by Melanie Heuiser Hill
When I plan a storytime, I always plan for the kiddos first and foremost. But I do like to give a nod to the grownups who have brought them when I can—something they’ll “get” at a different level than the kids, a treasure they might remember from their own childhood, a book that will make them smile or laugh.
The Mouse and Bear Books by Bonny Becker, illustrated by Kady MacDonald Denton, are always an inspired fit. The children adore these books and the adults can have their entire day turned around when we read one of these. They might come in sweaty and grumpy from trying to get everyone out the door, but they’ll leave lighter and with a smile. I’m always confident it will be a wonderful story time if I include one or more (it’s hard to stop with just one) in the series. They are regulars in my rotation—they re-read very well.
My favorite might be The Sniffles for Bear. Then again, it might be A Library Book for Bear. Or the first one, perhaps, A Visitor for Bear. Who am I kidding—they are all terrific. The reader must be prepared with these books—a monotone read will not do. The personalities of mouse and bear are much too wonderful for that. No, the reader must be ready to act—overact, in fact, in the case of Bear, especially.
There is not a misplaced word in any of these books—each one is precisely placed, flows effortlessly when read aloud, and paints with words the exact picture that Kady MacDonald Denton has gorgeously painted with paint.
The dialogue is perfect for these two friends so opposite, and yet so alike somehow. Bear, in particular, speaks as if he walked out of a Jane Austen novel, which contributes to much of the humor: I am quite ill—I grow weaker by the moment…. he says in The Sniffles for Bear. (“What he has,” one of the delighted grandmothers in a recent storytime said, “is a man-cold.”)
But mouse is not to be outdone: Perhaps we could have just a spot of tea, he says when he meets his friend in A Visitor for Bear.
I am undone….Bear says after being unable to show Mouse the door.

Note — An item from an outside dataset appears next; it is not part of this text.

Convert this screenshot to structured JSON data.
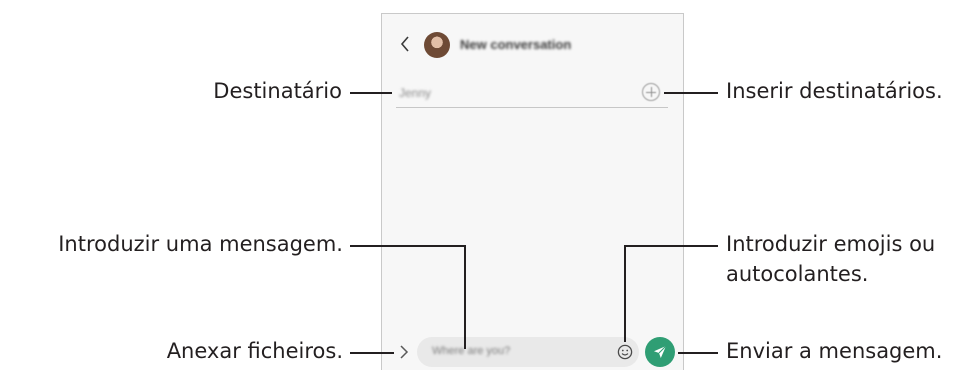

These characters are so delightful, so true, and so much fun. I’ve never read one of these books without the room’s energy changing to a wonderful hum and laughter ruling the day. I do not know if more Bear and Mouse books are planned, but I certainly hope so. They’ve won a ton of awards, but that doesn’t always mean a book is right for story time; in my experience, though, the acclaimed Mouse and Bear books make that double play every single time.